Grim new economic data:
The number of Americans living in poverty increased by nearly 2.6 million to 13.2% in 2008 -- a stark reminder of the toll the recession was already taking on families even before the economic picture worsened this year.
Millions more thrust into poverty
Last year's 39.8 million poor people comprise the highest number of Americans living in poverty since 1960. As bad as that number is, the overall poverty rate is almost certainly worse today than it was in 2008 when the recession was first getting underway -- the period reflected by the Census data.
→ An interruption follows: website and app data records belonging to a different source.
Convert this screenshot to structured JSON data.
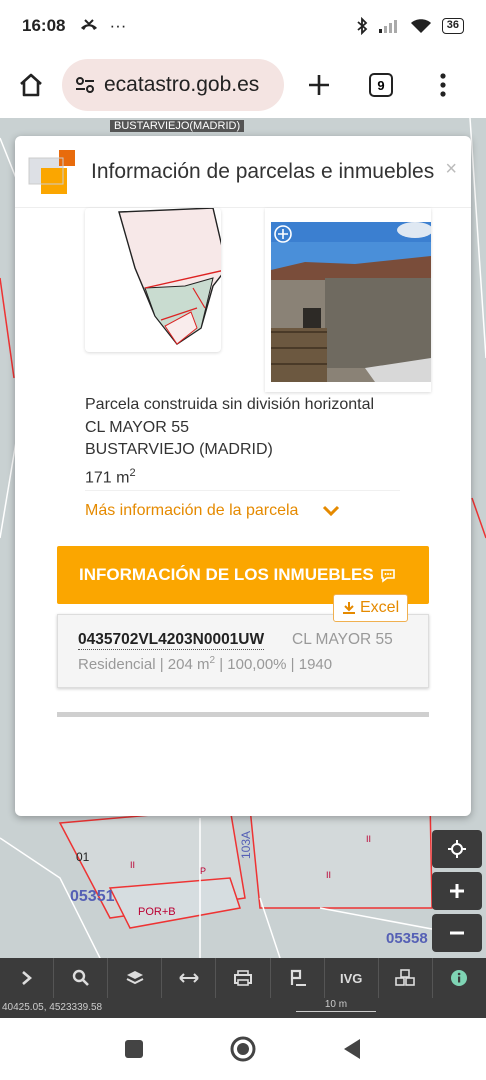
{
  "status": {
    "time": "16:08",
    "battery": "36"
  },
  "browser": {
    "url": "ecatastro.gob.es",
    "tab_count": "9"
  },
  "map": {
    "top_label": "BUSTARVIEJO(MADRID)",
    "coords": "40425.05, 4523339.58",
    "scale": "10 m",
    "labels": [
      "01",
      "05351",
      "POR+B",
      "103A",
      "05358",
      "P",
      "II",
      "II",
      "II"
    ]
  },
  "modal": {
    "title": "Información de parcelas e inmuebles",
    "close_label": "×",
    "parcel": {
      "type": "Parcela construida sin división horizontal",
      "address": "CL MAYOR 55",
      "municipality": "BUSTARVIEJO (MADRID)",
      "area": "171 m",
      "area_unit_sup": "2"
    },
    "more_info_label": "Más información de la parcela",
    "inmuebles_header": "INFORMACIÓN DE LOS INMUEBLES",
    "excel_label": "Excel",
    "inmueble": {
      "ref": "0435702VL4203N0001UW",
      "address": "CL MAYOR 55",
      "use": "Residencial",
      "area": "204 m",
      "area_unit_sup": "2",
      "share": "100,00%",
      "year": "1940"
    }
  },
  "bottom_toolbar": {
    "ivg_label": "IVG"
  },
  "colors": {
    "accent_orange": "#fba600",
    "link_orange": "#e58a00",
    "dark_ctl": "#3b3b3b"
  }
}
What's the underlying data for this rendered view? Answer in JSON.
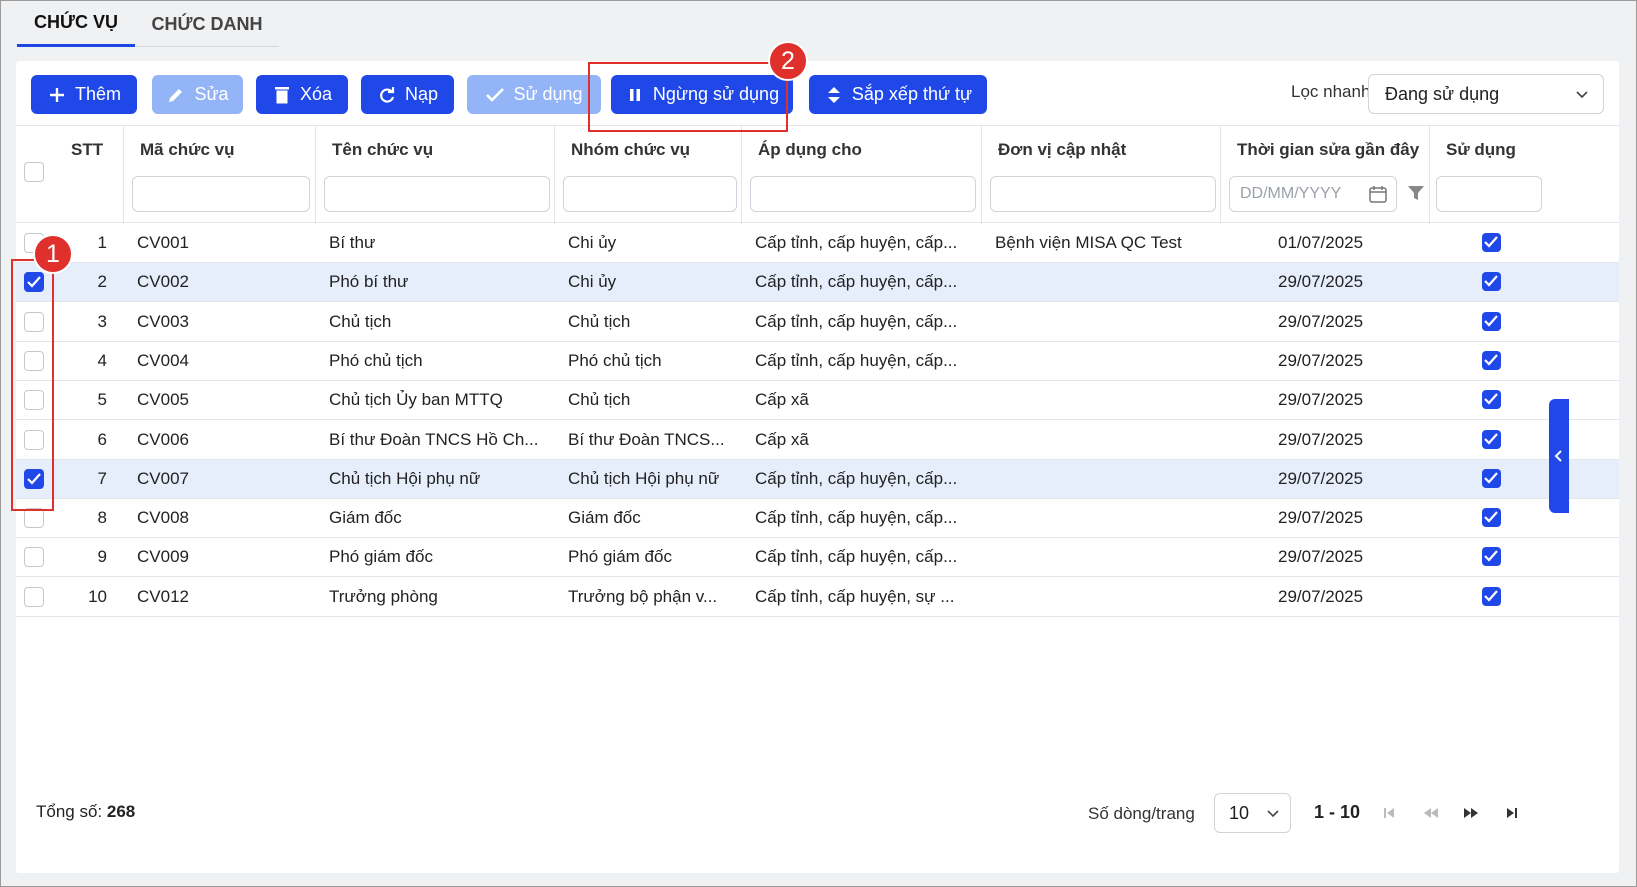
{
  "tabs": [
    {
      "label": "CHỨC VỤ",
      "active": true
    },
    {
      "label": "CHỨC DANH",
      "active": false
    }
  ],
  "toolbar": {
    "add": "Thêm",
    "edit": "Sửa",
    "delete": "Xóa",
    "reload": "Nạp",
    "use": "Sử dụng",
    "stop_use": "Ngừng sử dụng",
    "sort_order": "Sắp xếp thứ tự",
    "quick_filter_label": "Lọc nhanh",
    "quick_filter_value": "Đang sử dụng"
  },
  "annotations": {
    "step1": "1",
    "step2": "2"
  },
  "columns": {
    "stt": "STT",
    "code": "Mã chức vụ",
    "name": "Tên chức vụ",
    "group": "Nhóm chức vụ",
    "apply": "Áp dụng cho",
    "unit": "Đơn vị cập nhật",
    "modified": "Thời gian sửa gần đây",
    "in_use": "Sử dụng",
    "date_placeholder": "DD/MM/YYYY"
  },
  "rows": [
    {
      "stt": "1",
      "code": "CV001",
      "name": "Bí thư",
      "group": "Chi ủy",
      "apply": "Cấp tỉnh, cấp huyện, cấp...",
      "unit": "Bệnh viện MISA QC Test",
      "modified": "01/07/2025",
      "selected": false
    },
    {
      "stt": "2",
      "code": "CV002",
      "name": "Phó bí thư",
      "group": "Chi ủy",
      "apply": "Cấp tỉnh, cấp huyện, cấp...",
      "unit": "",
      "modified": "29/07/2025",
      "selected": true
    },
    {
      "stt": "3",
      "code": "CV003",
      "name": "Chủ tịch",
      "group": "Chủ tịch",
      "apply": "Cấp tỉnh, cấp huyện, cấp...",
      "unit": "",
      "modified": "29/07/2025",
      "selected": false
    },
    {
      "stt": "4",
      "code": "CV004",
      "name": "Phó chủ tịch",
      "group": "Phó chủ tịch",
      "apply": "Cấp tỉnh, cấp huyện, cấp...",
      "unit": "",
      "modified": "29/07/2025",
      "selected": false
    },
    {
      "stt": "5",
      "code": "CV005",
      "name": "Chủ tịch Ủy ban MTTQ",
      "group": "Chủ tịch",
      "apply": "Cấp xã",
      "unit": "",
      "modified": "29/07/2025",
      "selected": false
    },
    {
      "stt": "6",
      "code": "CV006",
      "name": "Bí thư Đoàn TNCS Hồ Ch...",
      "group": "Bí thư Đoàn TNCS...",
      "apply": "Cấp xã",
      "unit": "",
      "modified": "29/07/2025",
      "selected": false
    },
    {
      "stt": "7",
      "code": "CV007",
      "name": "Chủ tịch Hội phụ nữ",
      "group": "Chủ tịch Hội phụ nữ",
      "apply": "Cấp tỉnh, cấp huyện, cấp...",
      "unit": "",
      "modified": "29/07/2025",
      "selected": true
    },
    {
      "stt": "8",
      "code": "CV008",
      "name": "Giám đốc",
      "group": "Giám đốc",
      "apply": "Cấp tỉnh, cấp huyện, cấp...",
      "unit": "",
      "modified": "29/07/2025",
      "selected": false
    },
    {
      "stt": "9",
      "code": "CV009",
      "name": "Phó giám đốc",
      "group": "Phó giám đốc",
      "apply": "Cấp tỉnh, cấp huyện, cấp...",
      "unit": "",
      "modified": "29/07/2025",
      "selected": false
    },
    {
      "stt": "10",
      "code": "CV012",
      "name": "Trưởng phòng",
      "group": "Trưởng bộ phận v...",
      "apply": "Cấp tỉnh, cấp huyện, sự ...",
      "unit": "",
      "modified": "29/07/2025",
      "selected": false
    }
  ],
  "footer": {
    "total_label": "Tổng số:",
    "total_value": "268",
    "per_page_label": "Số dòng/trang",
    "per_page_value": "10",
    "range": "1 - 10"
  },
  "colors": {
    "primary": "#2048e8",
    "primary_disabled": "#93b4f6",
    "highlight": "#e0302b",
    "selected_row": "#e6eefc"
  }
}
Unemployment averaged 5.8% last year compared with the August rate of 9.7%. The Economic Policy Institute estimates that assuming an average unemployment rate of 9.3 percent for 2009, poverty would increase to 14.7%. Higher unemployment will hit children disproportionately hard. Their poverty is expected to rise from 19% in 2008 to 25% this year, which translates into one in four children living in poverty.
In a family of three that means trying to provide children with a roof over their heads, adequate health care and a nutritious diet on an annual income of $17,163. Still worse, the proportion of children living below half the poverty line ($8,600 for a family of three) is rising steeply, from 6.4% in 2000 to 8.5% in 2008.
The huge increase in poverty clearly points out the need for continuing aid to help the unemployed and states struggling to maintain vital services in the face of growing need.
"If we invest in health care, education, and rebuilding communities, we will create jobs and renew our economy," said Deborah Weinstein, executive director of the Coalition on Human Needs. "Failure to act is a moral wrong, since it causes preventable harm to vulnerable people. Inaction is a practical wrong as well, because consigning tens of millions to poverty, with no protections against sickness and debt, drags our economy down and further delays our recovery."
Read the Washington Post report here.